__Your objective__
Lines from the listing below that contain the string "text" are to be reported.

__Given data__

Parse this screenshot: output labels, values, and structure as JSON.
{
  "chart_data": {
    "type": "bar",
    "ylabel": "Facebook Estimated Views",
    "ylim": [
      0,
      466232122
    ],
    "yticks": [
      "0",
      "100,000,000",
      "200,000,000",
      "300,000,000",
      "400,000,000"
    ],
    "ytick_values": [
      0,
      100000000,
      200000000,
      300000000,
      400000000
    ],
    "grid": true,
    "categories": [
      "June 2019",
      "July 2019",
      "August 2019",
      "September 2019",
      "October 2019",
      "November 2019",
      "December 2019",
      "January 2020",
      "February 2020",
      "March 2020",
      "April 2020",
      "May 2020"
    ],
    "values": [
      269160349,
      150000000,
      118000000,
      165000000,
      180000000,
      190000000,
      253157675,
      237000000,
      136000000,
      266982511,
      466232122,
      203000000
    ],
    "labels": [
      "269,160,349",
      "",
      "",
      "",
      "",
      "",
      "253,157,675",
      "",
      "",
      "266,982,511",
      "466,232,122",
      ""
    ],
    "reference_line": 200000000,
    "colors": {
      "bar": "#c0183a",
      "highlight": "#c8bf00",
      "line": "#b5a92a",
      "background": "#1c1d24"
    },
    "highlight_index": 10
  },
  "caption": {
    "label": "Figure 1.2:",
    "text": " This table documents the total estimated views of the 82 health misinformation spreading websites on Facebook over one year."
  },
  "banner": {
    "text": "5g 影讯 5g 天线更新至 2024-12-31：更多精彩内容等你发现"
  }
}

__Solution for this exercise__
    "text": " This table documents the total estimated views of the 82 health misinformation spreading websites on Facebook over one year."
    "text": "5g 影讯 5g 天线更新至 2024-12-31：更多精彩内容等你发现"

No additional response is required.